Final Product What You'll Be Creating
One of my favorite new tools with Adobe Illustrator CS6 is the Pattern Tool. It’s great for creating complex seamless patterns in real time and gives you so many options. However it’s not so easy to create a Pattern Brush. Today’s Quick Tip tutorial is a bit of an experimental one, showing you how you can use the Pattern Tool to help in the creation of a Pattern Brush.
Using the Rectangle Tool (M) click on the artboard once and create a 50 by 20pt rectangle. This is going to be the boundary of your Pattern Brush segment.
While the rectangle is selected, go to Object > Pattern > Make and it will open up the Pattern Options dialog box. Lock your rectangle into place as we don’t wish to alter that right now. At this stage, set the Copies to 1 x 3 as this will show you what your Pattern Brush will look like and Dim Copies to around 50%. This is so you can see which shapes and strokes are the original ones compared to the automatically generated elements.
Enable Smart Guides (Ctrl + U) and then use the Line Segment Tool (\) to draw a horizontal line from side to side of the boundary rectangle. Give it a Stroke Weight of 5pt.
While selected, go to Effects > Distort & Transform > Zig Zag and use the options below to create a simple wave.
We’re going to aim for a basic knot/wave style Pattern Brush, so duplicate the original wave and then go to Object > Transform > Reflect. Reflect the wave vertically to create a wave on either side.
Go to Object > Expand to remove the Zig Zag effect from the lines so you’re left with two curved lines. Then use the Appearance panel to add a stroke behind the original with a 6pt Stroke Weight. This will give your strokes a slight outline.
Then go to Object > Expand Appearance and click on OK with everything ticked. This will give you four shapes in total, plus your locked boundary. Unlock the boundary shape and Select All (Ctrl + A) and Copy (Ctrl + C) the shapes. Come out of the Pattern Option dialog by pressing cancel.
Paste (Ctrl + V) your shapes onto the artboard and then Object > Ungroup all of the shapes. You can discard the boundary box now as you can see your waves fit within the shape. You’ll see in the second example why it’s good to keep a hold of the boundary box after creating the initial pattern.

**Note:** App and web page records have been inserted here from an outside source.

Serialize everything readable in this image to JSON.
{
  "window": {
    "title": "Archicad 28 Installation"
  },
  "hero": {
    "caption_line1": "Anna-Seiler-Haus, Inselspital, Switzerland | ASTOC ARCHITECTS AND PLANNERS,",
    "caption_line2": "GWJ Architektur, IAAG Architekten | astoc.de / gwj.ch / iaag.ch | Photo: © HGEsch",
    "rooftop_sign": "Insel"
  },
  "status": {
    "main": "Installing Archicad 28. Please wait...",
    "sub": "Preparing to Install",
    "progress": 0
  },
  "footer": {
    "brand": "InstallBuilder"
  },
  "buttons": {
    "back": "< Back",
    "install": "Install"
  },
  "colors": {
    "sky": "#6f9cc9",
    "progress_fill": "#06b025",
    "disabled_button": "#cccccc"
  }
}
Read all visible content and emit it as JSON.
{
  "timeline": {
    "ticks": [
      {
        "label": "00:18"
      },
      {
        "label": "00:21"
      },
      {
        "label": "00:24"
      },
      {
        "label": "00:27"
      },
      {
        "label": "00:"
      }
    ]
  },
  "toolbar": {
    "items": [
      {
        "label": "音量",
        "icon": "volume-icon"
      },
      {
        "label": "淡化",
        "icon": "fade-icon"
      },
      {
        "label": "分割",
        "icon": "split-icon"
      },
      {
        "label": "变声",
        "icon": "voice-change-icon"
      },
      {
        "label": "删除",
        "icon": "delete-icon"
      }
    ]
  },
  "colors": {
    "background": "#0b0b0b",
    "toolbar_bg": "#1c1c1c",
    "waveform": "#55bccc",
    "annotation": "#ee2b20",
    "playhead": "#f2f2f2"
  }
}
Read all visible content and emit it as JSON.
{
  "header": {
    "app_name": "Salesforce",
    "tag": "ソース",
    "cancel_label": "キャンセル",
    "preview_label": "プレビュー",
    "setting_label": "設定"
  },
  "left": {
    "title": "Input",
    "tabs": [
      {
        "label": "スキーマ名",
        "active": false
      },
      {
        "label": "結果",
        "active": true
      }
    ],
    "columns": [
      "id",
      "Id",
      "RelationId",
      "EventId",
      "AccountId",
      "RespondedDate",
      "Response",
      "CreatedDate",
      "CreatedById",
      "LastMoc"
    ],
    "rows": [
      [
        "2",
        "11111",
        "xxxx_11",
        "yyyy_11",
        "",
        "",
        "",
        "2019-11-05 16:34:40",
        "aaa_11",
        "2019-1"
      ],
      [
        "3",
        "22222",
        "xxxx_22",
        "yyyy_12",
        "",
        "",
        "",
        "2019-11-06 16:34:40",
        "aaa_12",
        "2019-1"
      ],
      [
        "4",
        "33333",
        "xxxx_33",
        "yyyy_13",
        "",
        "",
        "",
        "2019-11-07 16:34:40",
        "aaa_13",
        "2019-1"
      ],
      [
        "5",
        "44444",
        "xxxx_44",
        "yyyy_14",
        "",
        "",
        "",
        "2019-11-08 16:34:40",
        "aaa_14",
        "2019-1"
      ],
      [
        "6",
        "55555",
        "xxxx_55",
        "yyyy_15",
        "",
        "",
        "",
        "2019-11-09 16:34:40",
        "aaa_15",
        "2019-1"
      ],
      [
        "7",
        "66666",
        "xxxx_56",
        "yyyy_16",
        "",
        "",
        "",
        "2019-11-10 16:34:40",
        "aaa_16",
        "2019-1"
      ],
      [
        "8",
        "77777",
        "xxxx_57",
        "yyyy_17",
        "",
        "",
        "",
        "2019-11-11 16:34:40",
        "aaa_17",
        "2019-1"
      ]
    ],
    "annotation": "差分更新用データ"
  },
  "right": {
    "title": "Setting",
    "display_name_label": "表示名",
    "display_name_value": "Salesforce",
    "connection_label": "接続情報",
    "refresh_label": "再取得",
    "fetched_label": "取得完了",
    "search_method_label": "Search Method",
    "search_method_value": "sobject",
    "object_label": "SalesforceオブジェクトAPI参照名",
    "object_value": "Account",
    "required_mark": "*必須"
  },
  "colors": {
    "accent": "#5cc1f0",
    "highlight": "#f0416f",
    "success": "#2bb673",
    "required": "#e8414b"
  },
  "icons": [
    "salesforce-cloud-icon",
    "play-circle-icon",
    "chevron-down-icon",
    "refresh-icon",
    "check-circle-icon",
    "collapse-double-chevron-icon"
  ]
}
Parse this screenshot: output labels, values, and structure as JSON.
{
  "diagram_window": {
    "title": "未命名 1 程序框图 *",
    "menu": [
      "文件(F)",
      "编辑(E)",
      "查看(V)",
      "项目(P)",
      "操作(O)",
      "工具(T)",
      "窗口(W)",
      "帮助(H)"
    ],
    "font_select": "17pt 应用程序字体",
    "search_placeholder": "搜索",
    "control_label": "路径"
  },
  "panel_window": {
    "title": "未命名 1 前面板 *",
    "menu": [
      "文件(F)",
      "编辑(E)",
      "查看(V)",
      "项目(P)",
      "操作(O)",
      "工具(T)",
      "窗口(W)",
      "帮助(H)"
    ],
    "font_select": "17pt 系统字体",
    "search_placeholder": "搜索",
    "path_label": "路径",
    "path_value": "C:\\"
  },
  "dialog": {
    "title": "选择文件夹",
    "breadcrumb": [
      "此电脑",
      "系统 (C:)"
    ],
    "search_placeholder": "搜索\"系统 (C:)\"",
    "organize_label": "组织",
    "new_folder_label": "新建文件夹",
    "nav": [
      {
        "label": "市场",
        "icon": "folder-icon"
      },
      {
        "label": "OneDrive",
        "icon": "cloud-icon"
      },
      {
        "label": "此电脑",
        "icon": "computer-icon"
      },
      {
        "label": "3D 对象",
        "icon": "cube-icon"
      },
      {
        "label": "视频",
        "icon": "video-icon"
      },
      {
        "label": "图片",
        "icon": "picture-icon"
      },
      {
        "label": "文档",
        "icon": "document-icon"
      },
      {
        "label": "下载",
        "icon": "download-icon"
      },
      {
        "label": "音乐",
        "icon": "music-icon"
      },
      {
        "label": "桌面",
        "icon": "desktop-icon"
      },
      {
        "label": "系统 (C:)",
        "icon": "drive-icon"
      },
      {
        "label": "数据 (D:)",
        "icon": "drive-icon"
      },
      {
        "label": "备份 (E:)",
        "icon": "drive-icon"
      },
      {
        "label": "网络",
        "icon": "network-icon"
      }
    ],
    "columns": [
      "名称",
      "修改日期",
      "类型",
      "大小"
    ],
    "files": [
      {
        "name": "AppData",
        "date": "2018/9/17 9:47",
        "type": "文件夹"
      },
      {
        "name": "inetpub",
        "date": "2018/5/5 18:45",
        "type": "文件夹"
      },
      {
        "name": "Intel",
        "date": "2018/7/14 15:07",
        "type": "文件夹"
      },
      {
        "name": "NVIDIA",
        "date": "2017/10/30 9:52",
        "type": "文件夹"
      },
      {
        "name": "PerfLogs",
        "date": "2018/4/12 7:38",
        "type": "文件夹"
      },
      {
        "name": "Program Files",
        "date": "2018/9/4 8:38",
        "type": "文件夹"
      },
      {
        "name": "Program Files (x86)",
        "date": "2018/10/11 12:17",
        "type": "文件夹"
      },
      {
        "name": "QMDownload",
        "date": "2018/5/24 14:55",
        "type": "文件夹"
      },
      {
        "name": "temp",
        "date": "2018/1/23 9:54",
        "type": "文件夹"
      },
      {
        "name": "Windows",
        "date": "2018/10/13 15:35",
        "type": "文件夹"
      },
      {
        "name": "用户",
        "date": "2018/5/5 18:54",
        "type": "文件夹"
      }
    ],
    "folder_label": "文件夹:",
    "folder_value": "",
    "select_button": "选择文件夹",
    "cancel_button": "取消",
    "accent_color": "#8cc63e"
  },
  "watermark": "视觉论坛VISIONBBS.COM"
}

Change all of the fills to the four remaining shapes and then use the Shape Builder Tool (Shift + M) to combine the relevant links in the wave.
Hold down Alt and use the Shape Builder Tool (Shift + M) to remove sections of the wave.
Now I’m left with the segment of my brush, I’m going to change the fill color to black and then Group them all together (Ctrl + G). While selected, go into the Brushes panel and click on the New Brush icon. Select the Pattern Brush option and click OK.
Use the Options below to create the long length section of the brush. I’ve changed the Colorization Method to Tints so the wave brush will take on the color of the selected stroke color. Click on OK once done.
OK, so it may not be that impressive to create a brush which the initial design doesn’t overlap the boundary, but I’ve shown you the basics of the Pattern Options, what you can change to utilize it to your advantage. Sure, you could create the segment here without the Pattern Options, but what about the more complex designs?
Beyond the Boundary
What I absolutely adore doing with the Pattern Options is using a boundary shape and then using the Blob Brush Tool (Shift + B) to effectively paint a design. You can do this exact same thing to create a Pattern Brush. In the below example, I’ve drawn a rough design of a twig brush. As you can see, it overlaps beyond the boundary. In the Pattern Options, the Overlap is set to Right in Front. This is so the design which comes out of the left hand side, overlaps onto the right hand side of the adjoining segment duplicate.
Once you’ve drawn each element and seen it come together, select one piece and go to Select > Same > Appearance and then create a Compound Path (Ctrl + 8). Do this for each of the colors you’ve used, so it then gives you a Compound Path for each shape.
Group the shapes together (Ctrl + 8) and then duplicate it and move it to the left. Line it up over the already generated pattern you have.
Repeat the same for the right hand side. Make sure you’ve got your overlaps correct. Then Select All (Ctrl + A) the elements, including the boundary shape and Copy them (Ctrl + C). Then cancel the Pattern Options dialog.
Paste (Ctrl + V) the three groups and boundary shape onto the artboard. Object > Ungroup everything and then repeat the process of Select > Same > Appearance to each of the present colors to create four Compound Paths (Ctrl + 8).
Duplicate the boundary shape for each color you have, so in this case, I’m left with four boundary shapes. Use these to then select each color and use Pathfinder > Intersect to trim the edges off the three segment design you have. Once you’ve done this for all four colors, you can then Group them (Ctrl + G) and create your new Pattern Brush!
I’m sure you could come up with plenty of complex designs and until Adobe give us a Pattern Brush Tool, you can utilize the Pattern Tool of CS6 to help you create seamless Pattern Brushes.